Like other military orders, the Templars had also long been accused of abusing their privileges and extorting the maximum profit from their financial dealings. They were accused of corruption and succumbing to gross pride and avarice. Critics said they lived too soft a life and wasted money which could be better spent on maintaining troops for Holy War. They were accused of wasting resources to compete with rival orders, especially the Hospitallers. There was, too, the old argument that monks and warriors were not a compatible combination. Some even chastised the order for not being interested in converting Muslims but simply eliminating them.
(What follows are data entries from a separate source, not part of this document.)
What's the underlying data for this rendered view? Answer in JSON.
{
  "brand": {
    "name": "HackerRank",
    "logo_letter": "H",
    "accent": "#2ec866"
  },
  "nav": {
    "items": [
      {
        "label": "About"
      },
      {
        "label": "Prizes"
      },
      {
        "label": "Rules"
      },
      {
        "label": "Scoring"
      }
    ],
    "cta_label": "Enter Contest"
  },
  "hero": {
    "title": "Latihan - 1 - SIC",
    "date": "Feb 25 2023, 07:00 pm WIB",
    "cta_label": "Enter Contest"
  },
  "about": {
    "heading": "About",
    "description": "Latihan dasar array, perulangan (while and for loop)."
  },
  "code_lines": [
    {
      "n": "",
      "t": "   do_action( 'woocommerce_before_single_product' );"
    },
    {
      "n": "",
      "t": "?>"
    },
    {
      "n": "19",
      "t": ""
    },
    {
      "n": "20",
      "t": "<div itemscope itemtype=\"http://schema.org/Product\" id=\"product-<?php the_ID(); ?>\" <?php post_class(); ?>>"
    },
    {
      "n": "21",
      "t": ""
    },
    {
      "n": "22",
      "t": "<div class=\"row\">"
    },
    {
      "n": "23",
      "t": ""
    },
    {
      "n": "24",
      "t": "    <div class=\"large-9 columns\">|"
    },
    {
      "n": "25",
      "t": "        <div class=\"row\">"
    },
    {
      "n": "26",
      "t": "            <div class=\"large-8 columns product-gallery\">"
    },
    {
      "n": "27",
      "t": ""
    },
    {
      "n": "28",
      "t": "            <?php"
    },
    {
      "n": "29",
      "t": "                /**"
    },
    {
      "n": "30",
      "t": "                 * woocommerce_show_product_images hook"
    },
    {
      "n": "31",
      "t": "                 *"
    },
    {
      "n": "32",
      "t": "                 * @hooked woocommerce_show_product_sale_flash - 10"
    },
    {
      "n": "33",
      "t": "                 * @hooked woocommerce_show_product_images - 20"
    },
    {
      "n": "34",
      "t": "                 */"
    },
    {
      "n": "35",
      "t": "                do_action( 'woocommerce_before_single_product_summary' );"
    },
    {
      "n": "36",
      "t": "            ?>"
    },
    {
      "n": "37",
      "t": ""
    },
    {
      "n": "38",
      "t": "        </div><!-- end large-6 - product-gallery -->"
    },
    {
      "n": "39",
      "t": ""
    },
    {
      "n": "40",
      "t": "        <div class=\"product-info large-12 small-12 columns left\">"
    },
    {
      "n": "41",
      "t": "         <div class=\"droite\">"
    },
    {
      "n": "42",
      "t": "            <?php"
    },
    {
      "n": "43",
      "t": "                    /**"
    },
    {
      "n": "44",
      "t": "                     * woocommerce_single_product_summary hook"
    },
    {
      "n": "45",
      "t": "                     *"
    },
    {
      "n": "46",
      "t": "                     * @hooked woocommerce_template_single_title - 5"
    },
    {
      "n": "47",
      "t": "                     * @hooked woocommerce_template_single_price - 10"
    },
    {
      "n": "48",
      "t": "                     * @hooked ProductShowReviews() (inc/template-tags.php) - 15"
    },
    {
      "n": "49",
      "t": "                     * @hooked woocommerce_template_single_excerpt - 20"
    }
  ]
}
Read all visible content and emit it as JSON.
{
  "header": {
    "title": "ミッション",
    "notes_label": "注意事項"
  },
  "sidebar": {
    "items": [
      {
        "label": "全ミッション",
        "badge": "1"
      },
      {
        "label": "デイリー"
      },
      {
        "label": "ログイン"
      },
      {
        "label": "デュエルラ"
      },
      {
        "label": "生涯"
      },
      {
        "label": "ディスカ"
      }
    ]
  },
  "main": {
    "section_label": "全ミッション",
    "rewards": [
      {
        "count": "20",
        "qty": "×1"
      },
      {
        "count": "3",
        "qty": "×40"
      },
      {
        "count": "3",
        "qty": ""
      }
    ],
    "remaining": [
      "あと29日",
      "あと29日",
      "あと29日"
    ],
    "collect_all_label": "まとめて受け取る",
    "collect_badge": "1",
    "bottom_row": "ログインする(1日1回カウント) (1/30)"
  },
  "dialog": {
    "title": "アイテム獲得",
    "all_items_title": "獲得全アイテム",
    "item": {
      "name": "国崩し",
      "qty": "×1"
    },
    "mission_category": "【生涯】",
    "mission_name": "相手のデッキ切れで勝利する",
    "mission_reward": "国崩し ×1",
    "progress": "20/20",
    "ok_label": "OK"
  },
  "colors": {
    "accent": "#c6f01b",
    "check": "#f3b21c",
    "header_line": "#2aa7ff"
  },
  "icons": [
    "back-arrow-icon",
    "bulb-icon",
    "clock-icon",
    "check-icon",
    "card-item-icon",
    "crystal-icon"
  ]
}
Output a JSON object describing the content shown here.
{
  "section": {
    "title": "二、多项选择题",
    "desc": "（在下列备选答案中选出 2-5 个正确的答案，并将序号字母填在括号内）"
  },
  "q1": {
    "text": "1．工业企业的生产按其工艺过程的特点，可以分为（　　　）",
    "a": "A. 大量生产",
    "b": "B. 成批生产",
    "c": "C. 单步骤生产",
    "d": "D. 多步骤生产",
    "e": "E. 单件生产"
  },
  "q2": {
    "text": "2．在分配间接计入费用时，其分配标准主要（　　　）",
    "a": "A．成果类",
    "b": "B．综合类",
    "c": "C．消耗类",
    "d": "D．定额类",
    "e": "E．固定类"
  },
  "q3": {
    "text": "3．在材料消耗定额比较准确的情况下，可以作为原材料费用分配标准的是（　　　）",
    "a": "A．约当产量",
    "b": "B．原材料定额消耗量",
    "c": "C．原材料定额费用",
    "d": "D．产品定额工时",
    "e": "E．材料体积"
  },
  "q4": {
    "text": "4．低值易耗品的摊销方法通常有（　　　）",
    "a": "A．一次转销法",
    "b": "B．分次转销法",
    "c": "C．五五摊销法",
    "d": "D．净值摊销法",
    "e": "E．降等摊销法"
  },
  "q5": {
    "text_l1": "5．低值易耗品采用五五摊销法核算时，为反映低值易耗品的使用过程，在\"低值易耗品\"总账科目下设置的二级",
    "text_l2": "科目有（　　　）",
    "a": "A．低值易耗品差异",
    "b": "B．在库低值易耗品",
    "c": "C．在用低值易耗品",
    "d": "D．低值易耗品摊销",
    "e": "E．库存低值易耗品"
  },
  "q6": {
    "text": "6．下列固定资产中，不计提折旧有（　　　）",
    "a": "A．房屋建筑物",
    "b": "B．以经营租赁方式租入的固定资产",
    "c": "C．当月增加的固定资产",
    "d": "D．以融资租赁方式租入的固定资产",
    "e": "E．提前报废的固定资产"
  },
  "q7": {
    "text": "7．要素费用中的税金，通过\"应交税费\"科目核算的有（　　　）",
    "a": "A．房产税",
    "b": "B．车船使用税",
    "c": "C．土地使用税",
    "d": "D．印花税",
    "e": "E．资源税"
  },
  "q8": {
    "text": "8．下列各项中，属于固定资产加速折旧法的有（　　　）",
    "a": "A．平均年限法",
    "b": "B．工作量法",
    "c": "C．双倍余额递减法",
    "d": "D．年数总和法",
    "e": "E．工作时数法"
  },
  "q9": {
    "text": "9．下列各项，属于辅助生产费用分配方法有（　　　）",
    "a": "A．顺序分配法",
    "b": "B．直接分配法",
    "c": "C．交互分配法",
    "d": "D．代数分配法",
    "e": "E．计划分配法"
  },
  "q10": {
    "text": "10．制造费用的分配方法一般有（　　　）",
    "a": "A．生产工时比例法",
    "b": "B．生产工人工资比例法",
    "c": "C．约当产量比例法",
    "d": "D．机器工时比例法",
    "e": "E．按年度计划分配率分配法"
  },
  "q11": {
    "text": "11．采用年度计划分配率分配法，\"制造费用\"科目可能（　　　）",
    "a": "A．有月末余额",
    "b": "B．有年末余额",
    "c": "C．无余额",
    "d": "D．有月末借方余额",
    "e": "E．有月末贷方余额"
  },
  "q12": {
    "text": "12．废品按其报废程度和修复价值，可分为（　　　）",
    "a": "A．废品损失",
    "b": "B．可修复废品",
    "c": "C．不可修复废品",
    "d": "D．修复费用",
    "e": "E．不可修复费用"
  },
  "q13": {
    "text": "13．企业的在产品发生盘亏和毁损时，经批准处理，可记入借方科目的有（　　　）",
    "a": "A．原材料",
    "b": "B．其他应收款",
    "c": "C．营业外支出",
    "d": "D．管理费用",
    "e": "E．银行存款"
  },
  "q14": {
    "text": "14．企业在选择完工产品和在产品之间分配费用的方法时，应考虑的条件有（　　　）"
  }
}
Most of these criticisms were based on ignorance of the affairs of the order, an exaggeration of their actual wealth in real terms, and a general feeling of jealousy and suspicion. Then, from around CE, much more serious accusations against the Templars were circulated. It was said that they denied Christ as God, the crucifixion and the cross. There were rumours that the initiation into the brotherhood involved trampling, spitting, and urinating on a crucifix.